The Rapid comes with a digital pressure gauge which shows how much air is being delivered. You can also set the tool up to deliver a certain amount of air, and the tool will automatically shut off when the object has reached the desired PSI. After testing the digital gauge with several manually operated gauges, we found no differences in almost 100% of our tests.
The Swift comes with an analog pressure gauge. Once again, we tested how accurate the tool’s internal system is at measuring how much pressure is being applied and are happy to report that like the Rapid, almost 100% of our tests came back no differences at all.
Conclusion: The pressure gauge is arguably the most significant difference between the Rapid and Swift. We prefer the Rapid’s LCD display, but the analog gauge on the Swift doesn’t appear to have any accuracy problems. The one minor annoyance we found was that after unplugging and plugging the compressor back in, it will reset to the 35-PSI default setting every time.
So basically what we have here are two Kensun-made air compressors – the Rapid and the Swift – which look similar and have almost identical performances. The minor differences we found were the PSI and GPM ratings which, in our humble opinion, shouldn’t be a make-or-break factor in your purchase decision since portable air compressors are meat for light-duty inflating jobs.
The Rapid’s digital display and the Swift’s analog gauge are a significant difference between the two, but since they’re both almost perfectly accurate all the time, the only thing to consider is whether you prefer looking at an LCD display or a spinning needle.
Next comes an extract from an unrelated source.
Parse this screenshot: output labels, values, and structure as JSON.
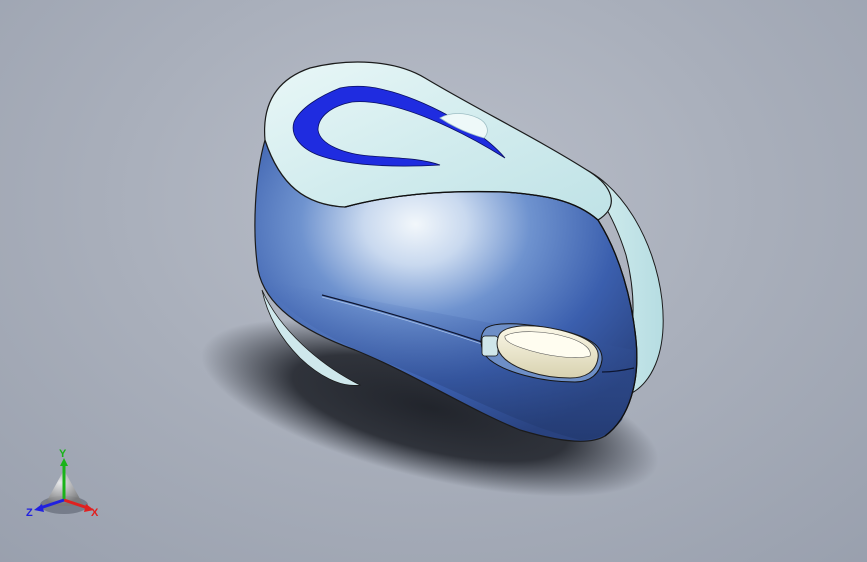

The one most significant consideration you need to take into account is the length of the DC cord and air hose since not all cars are the same shape. In general, longer cords and hoses are preferable over shorter ones. Thus the Swift is very slightly better than the Rapid in our books.